Disciplining and correcting kittens is part of a mother cat’s job. She has to teach her kittens how to behave appropriately and interact with their littermates. This is important for them to learn while they’re young so they grow up to behave well with people and other animals.
In this article, we look at the ways that a mother cat disciplines her kittens and what she accomplishes by doing so.
Discipline or Correction?
Mother cats show their kittens the proper ways to behave by stopping them in the moment and showing them what to do instead. They correct their kittens rather than discipline them. They work to stop the undesired behavior and show the kittens the desired behavior rather than punish kittens for doing something wrong.
If kittens are doing something that their mother doesn’t approve of, she may hiss, growl, or let out a curt meow to stop them. Humans usually view hissing or growling as a sign of aggression. But she’s not being aggressive or mean to her kittens. She’s using vocal cues to communicate with the kittens and let them know that she doesn’t like what’s happening.
Usually, the first form of discipline that a mother cat uses on her unruly kittens is simply to walk away. Kittens crave attention from their mother, and denying them is a powerful way to let them know that they should stop what they are doing.
If kittens try to nurse on a mother cat once they’re weaned, she will get up and walk away to show them that they should stick to cat food and stop nursing. It may take several times for the kittens to understand that nursing is over. They’ll eventually stop trying to nurse and start eating solid food from that point on.
Another way that mother cats let their kittens know that they need to stop doing what they’re doing and behave is to bite their necks. This can seem and even look aggressive, but it’s not anything out of the ordinary for cats.
Biting is usually used as a last resort if the kitten doesn’t get the hint once the mother walks away or uses a vocal cue to tell them to stop. It usually means that, at this point, the mother cat is annoyed. Since adult cats know how to control their bite force, this bite isn’t painful, but it is effective. It sends a clear message that the kitten should stop performing this behavior.
Mother cats will also bite their kittens’ necks to hold them still for grooming. This teaches the kittens that they can’t play until bath time is over.
Kittens learn how to behave from their mothers, but they also learn from their littermates. Their siblings help them learn how to socialize and interact with other cats. This is most important for bite inhibition. Cats don’t know what their bite feels like until another cat bites them. Kittens learn over time, both by biting and being bitten, that they must control their bite force or else play time ends.
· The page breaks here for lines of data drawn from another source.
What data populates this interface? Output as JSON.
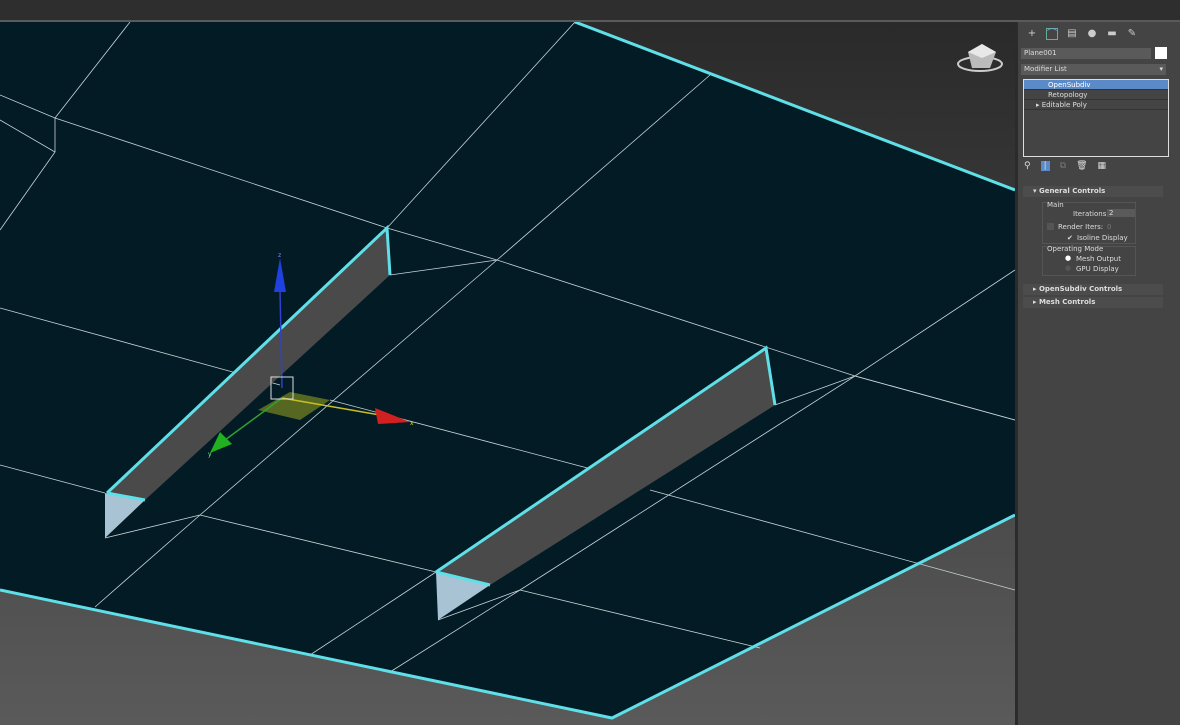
{
  "viewport": {
    "gizmo_x": "x",
    "gizmo_y": "y",
    "gizmo_z": "z"
  },
  "panel": {
    "tabs": [
      "create-icon",
      "modify-icon",
      "hierarchy-icon",
      "motion-icon",
      "display-icon",
      "utilities-icon"
    ],
    "object_name": "Plane001",
    "object_color": "#ffffff",
    "modifier_list": "Modifier List",
    "stack": [
      "OpenSubdiv",
      "Retopology",
      "Editable Poly"
    ],
    "general_controls": "General Controls",
    "main": "Main",
    "iterations_label": "Iterations:",
    "iterations_value": "2",
    "render_iters_label": "Render Iters:",
    "render_iters_value": "0",
    "isoline_label": "Isoline Display",
    "operating_mode": "Operating Mode",
    "mesh_output": "Mesh Output",
    "gpu_display": "GPU Display",
    "opensubdiv_controls": "OpenSubdiv Controls",
    "mesh_controls": "Mesh Controls"
  },
  "colors": {
    "edge": "#5fe0e8",
    "plane": "#021b25"
  }
}
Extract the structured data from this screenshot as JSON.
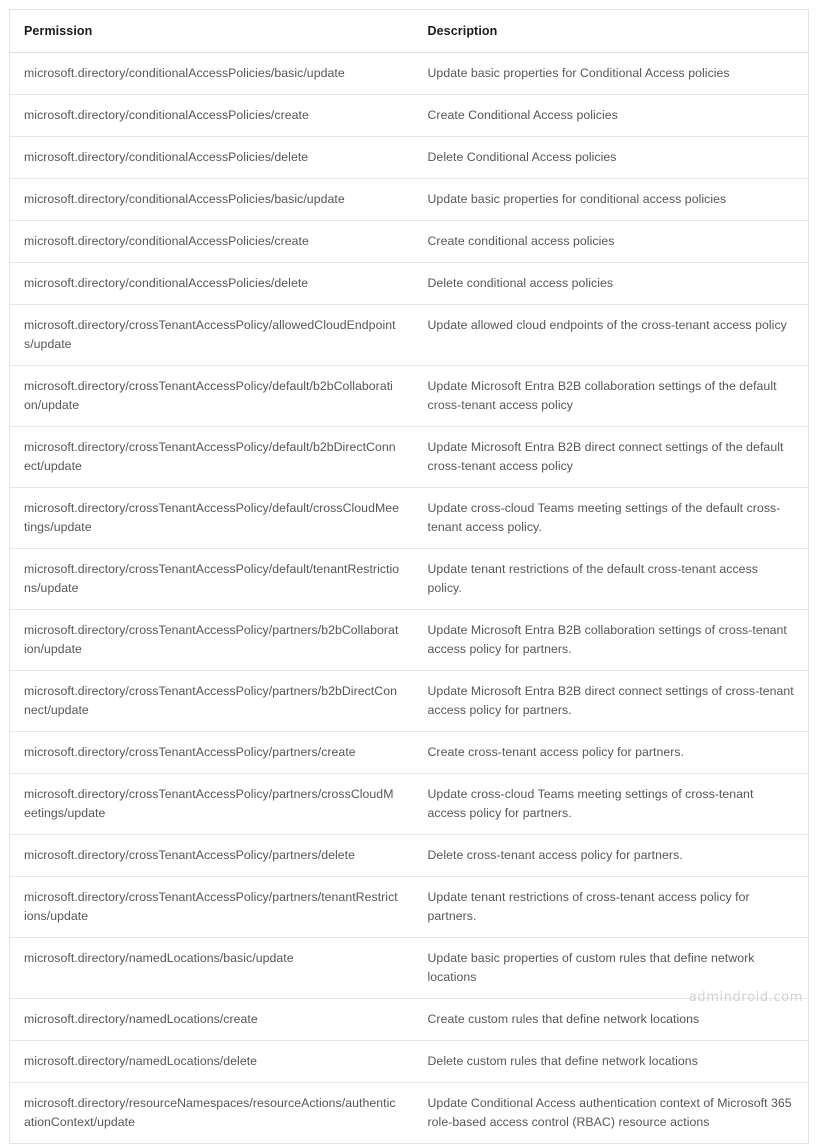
{
  "table": {
    "columns": [
      {
        "key": "permission",
        "label": "Permission"
      },
      {
        "key": "description",
        "label": "Description"
      }
    ],
    "rows": [
      {
        "permission": "microsoft.directory/conditionalAccessPolicies/basic/update",
        "description": "Update basic properties for Conditional Access policies"
      },
      {
        "permission": "microsoft.directory/conditionalAccessPolicies/create",
        "description": "Create Conditional Access policies"
      },
      {
        "permission": "microsoft.directory/conditionalAccessPolicies/delete",
        "description": "Delete Conditional Access policies"
      },
      {
        "permission": "microsoft.directory/conditionalAccessPolicies/basic/update",
        "description": "Update basic properties for conditional access policies"
      },
      {
        "permission": "microsoft.directory/conditionalAccessPolicies/create",
        "description": "Create conditional access policies"
      },
      {
        "permission": "microsoft.directory/conditionalAccessPolicies/delete",
        "description": "Delete conditional access policies"
      },
      {
        "permission": "microsoft.directory/crossTenantAccessPolicy/allowedCloudEndpoints/update",
        "description": "Update allowed cloud endpoints of the cross-tenant access policy"
      },
      {
        "permission": "microsoft.directory/crossTenantAccessPolicy/default/b2bCollaboration/update",
        "description": "Update Microsoft Entra B2B collaboration settings of the default cross-tenant access policy"
      },
      {
        "permission": "microsoft.directory/crossTenantAccessPolicy/default/b2bDirectConnect/update",
        "description": "Update Microsoft Entra B2B direct connect settings of the default cross-tenant access policy"
      },
      {
        "permission": "microsoft.directory/crossTenantAccessPolicy/default/crossCloudMeetings/update",
        "description": "Update cross-cloud Teams meeting settings of the default cross-tenant access policy."
      },
      {
        "permission": "microsoft.directory/crossTenantAccessPolicy/default/tenantRestrictions/update",
        "description": "Update tenant restrictions of the default cross-tenant access policy."
      },
      {
        "permission": "microsoft.directory/crossTenantAccessPolicy/partners/b2bCollaboration/update",
        "description": "Update Microsoft Entra B2B collaboration settings of cross-tenant access policy for partners."
      },
      {
        "permission": "microsoft.directory/crossTenantAccessPolicy/partners/b2bDirectConnect/update",
        "description": "Update Microsoft Entra B2B direct connect settings of cross-tenant access policy for partners."
      },
      {
        "permission": "microsoft.directory/crossTenantAccessPolicy/partners/create",
        "description": "Create cross-tenant access policy for partners."
      },
      {
        "permission": "microsoft.directory/crossTenantAccessPolicy/partners/crossCloudMeetings/update",
        "description": "Update cross-cloud Teams meeting settings of cross-tenant access policy for partners."
      },
      {
        "permission": "microsoft.directory/crossTenantAccessPolicy/partners/delete",
        "description": "Delete cross-tenant access policy for partners."
      },
      {
        "permission": "microsoft.directory/crossTenantAccessPolicy/partners/tenantRestrictions/update",
        "description": "Update tenant restrictions of cross-tenant access policy for partners."
      },
      {
        "permission": "microsoft.directory/namedLocations/basic/update",
        "description": "Update basic properties of custom rules that define network locations"
      },
      {
        "permission": "microsoft.directory/namedLocations/create",
        "description": "Create custom rules that define network locations"
      },
      {
        "permission": "microsoft.directory/namedLocations/delete",
        "description": "Delete custom rules that define network locations"
      },
      {
        "permission": "microsoft.directory/resourceNamespaces/resourceActions/authenticationContext/update",
        "description": "Update Conditional Access authentication context of Microsoft 365 role-based access control (RBAC) resource actions"
      }
    ]
  },
  "watermark": {
    "text": "admindroid.com"
  }
}
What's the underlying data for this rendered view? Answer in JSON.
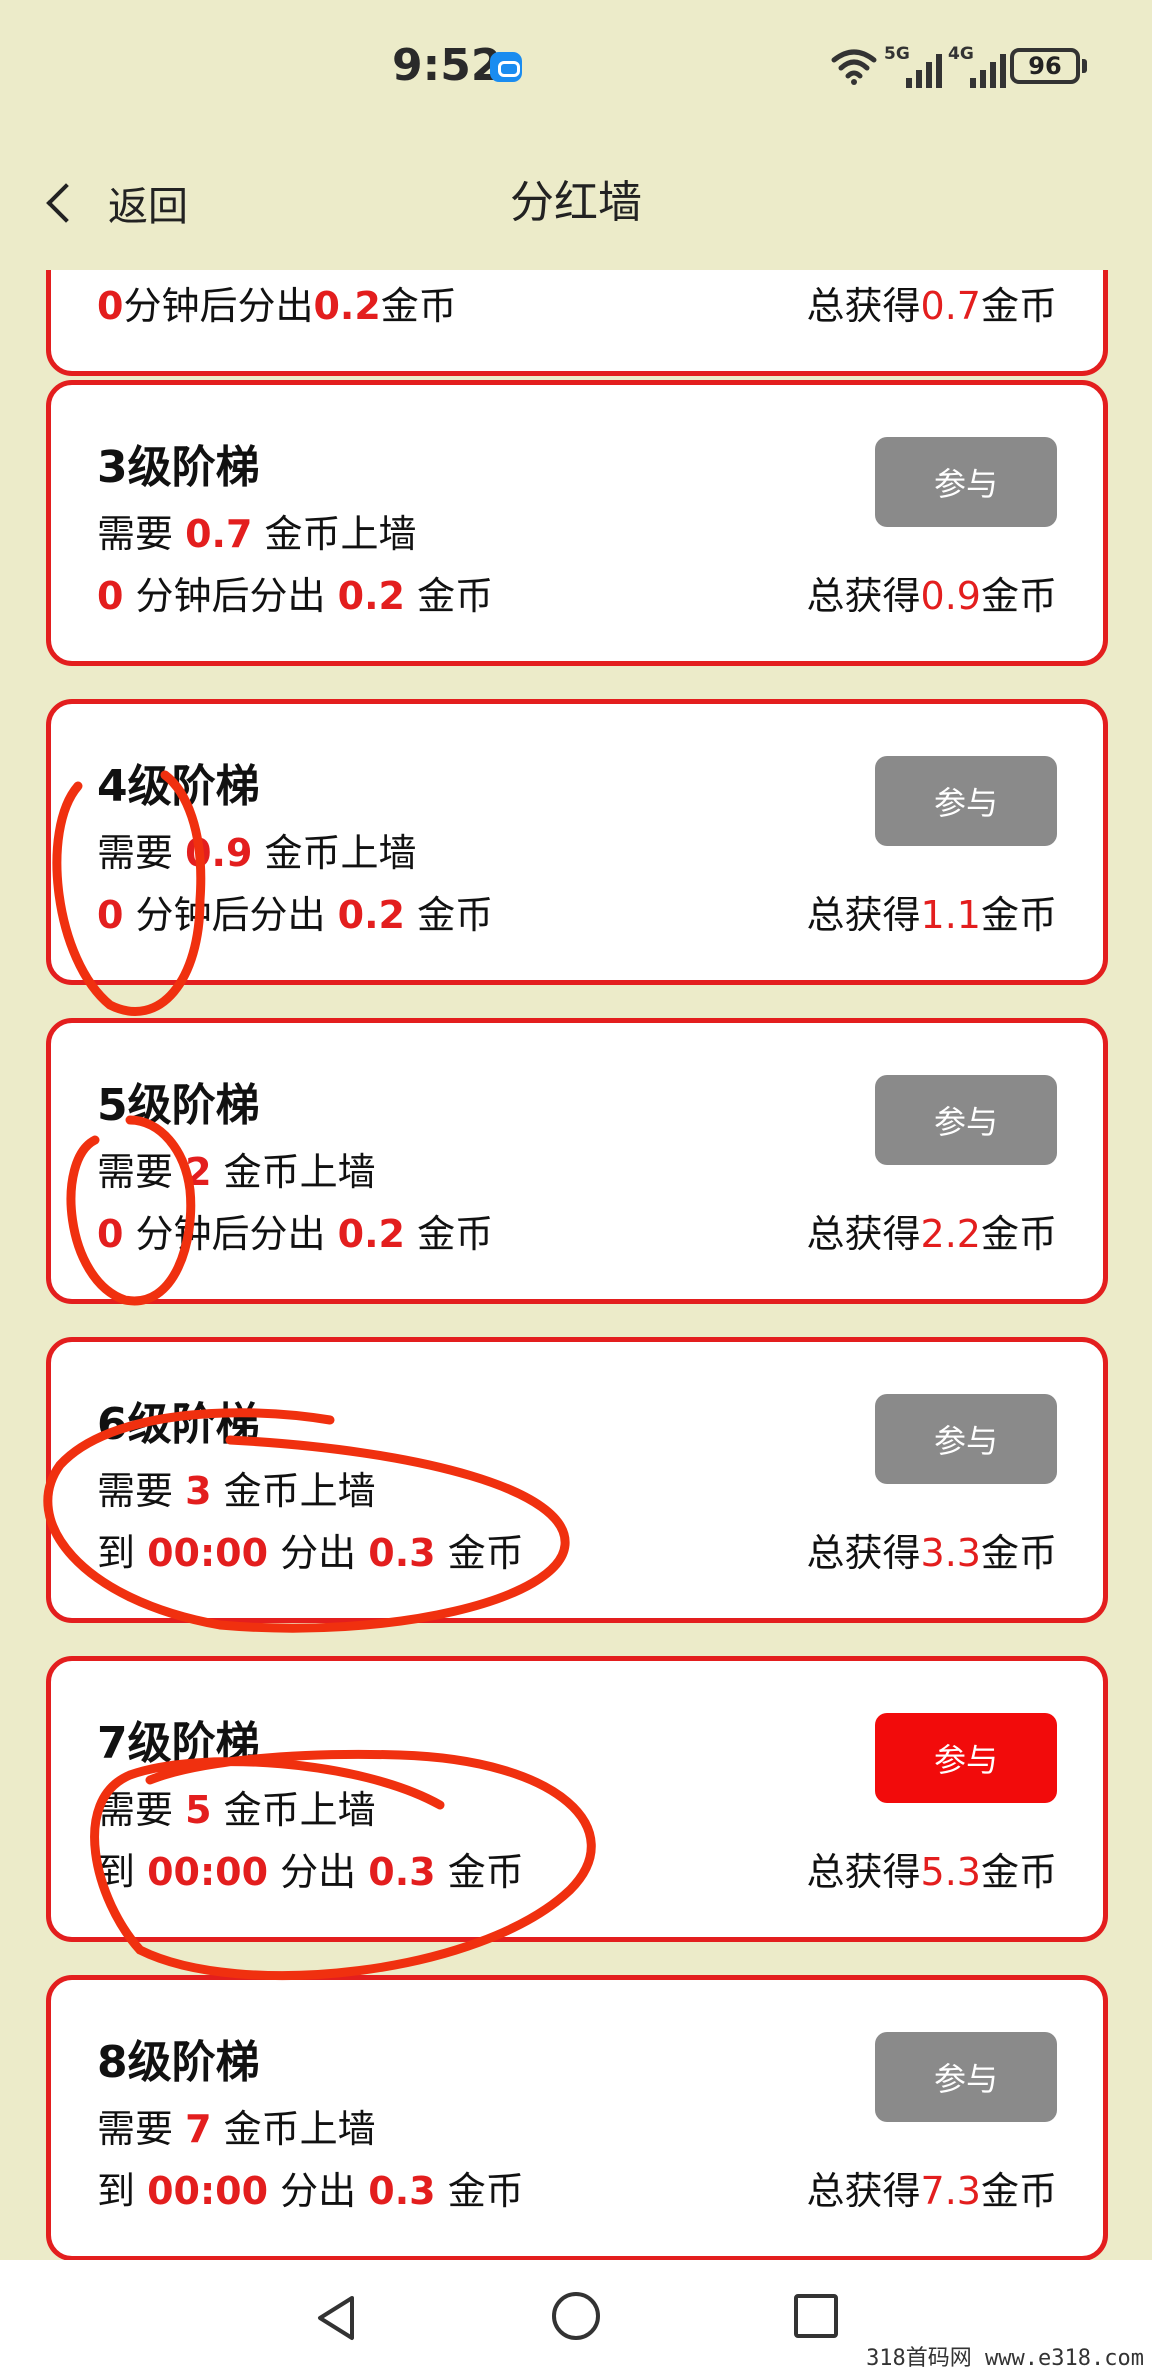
{
  "status_bar": {
    "time": "9:52",
    "network_1": "5G",
    "network_2": "4G",
    "battery": "96"
  },
  "header": {
    "back_label": "返回",
    "title": "分红墙"
  },
  "partial_card": {
    "line2_num": "0",
    "line2_mid": "分钟后分出",
    "line2_amount": "0.2",
    "line2_unit": "金币",
    "total_prefix": "总获得",
    "total_value": "0.7",
    "total_unit": "金币"
  },
  "cards": [
    {
      "title": "3级阶梯",
      "need_prefix": "需要",
      "need_value": "0.7",
      "need_suffix": "金币上墙",
      "pay_prefix": "",
      "pay_value": "0",
      "pay_mid": "分钟后分出",
      "pay_amount": "0.2",
      "pay_unit": "金币",
      "total_prefix": "总获得",
      "total_value": "0.9",
      "total_unit": "金币",
      "button": "参与",
      "active": false
    },
    {
      "title": "4级阶梯",
      "need_prefix": "需要",
      "need_value": "0.9",
      "need_suffix": "金币上墙",
      "pay_prefix": "",
      "pay_value": "0",
      "pay_mid": "分钟后分出",
      "pay_amount": "0.2",
      "pay_unit": "金币",
      "total_prefix": "总获得",
      "total_value": "1.1",
      "total_unit": "金币",
      "button": "参与",
      "active": false
    },
    {
      "title": "5级阶梯",
      "need_prefix": "需要",
      "need_value": "2",
      "need_suffix": "金币上墙",
      "pay_prefix": "",
      "pay_value": "0",
      "pay_mid": "分钟后分出",
      "pay_amount": "0.2",
      "pay_unit": "金币",
      "total_prefix": "总获得",
      "total_value": "2.2",
      "total_unit": "金币",
      "button": "参与",
      "active": false
    },
    {
      "title": "6级阶梯",
      "need_prefix": "需要",
      "need_value": "3",
      "need_suffix": "金币上墙",
      "pay_prefix": "到",
      "pay_value": "00:00",
      "pay_mid": "分出",
      "pay_amount": "0.3",
      "pay_unit": "金币",
      "total_prefix": "总获得",
      "total_value": "3.3",
      "total_unit": "金币",
      "button": "参与",
      "active": false
    },
    {
      "title": "7级阶梯",
      "need_prefix": "需要",
      "need_value": "5",
      "need_suffix": "金币上墙",
      "pay_prefix": "到",
      "pay_value": "00:00",
      "pay_mid": "分出",
      "pay_amount": "0.3",
      "pay_unit": "金币",
      "total_prefix": "总获得",
      "total_value": "5.3",
      "total_unit": "金币",
      "button": "参与",
      "active": true
    },
    {
      "title": "8级阶梯",
      "need_prefix": "需要",
      "need_value": "7",
      "need_suffix": "金币上墙",
      "pay_prefix": "到",
      "pay_value": "00:00",
      "pay_mid": "分出",
      "pay_amount": "0.3",
      "pay_unit": "金币",
      "total_prefix": "总获得",
      "total_value": "7.3",
      "total_unit": "金币",
      "button": "参与",
      "active": false
    }
  ],
  "colors": {
    "background": "#ecebc9",
    "card_border": "#e31e1e",
    "highlight_text": "#e31e1e",
    "button_inactive": "#8a8a8a",
    "button_active": "#f20b0b",
    "annotation": "#f0300f"
  },
  "nav_bar": {
    "icons": [
      "triangle-back-icon",
      "circle-home-icon",
      "square-recent-icon"
    ]
  },
  "watermark": "318首码网  www.e318.com"
}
If a kitten doesn’t grow up with littermates or a mother to teach them bite inhibition, they may have behavioral problems because they weren’t corrected or properly socialized.
Disciplining Your Kitten
Humans can’t raise a kitten like a mother cat can, but in some cases, we have no choice. Orphaned kittens need care and protection to survive. If you have a single kitten that wasn’t raised with other cats, there are a few things that you can do to help them learn right from wrong.
Mother cats use a combination of distancing, vocal cues, and biting to redirect their kittens and show them how to behave. The timing is important because it stops the kitten in the middle of the undesirable action and directs them to something more appropriate. It may seem like she’s being mean to her kittens, but she’s just showing them how to behave properly so they grow up to be social, loving, and fun members of a household. You can try to use a few of these methods yourself on an orphaned or young, single kitten to avoid any future behavioral problems.
Featured Image Credit: Petrik Ondrej, Shutterstock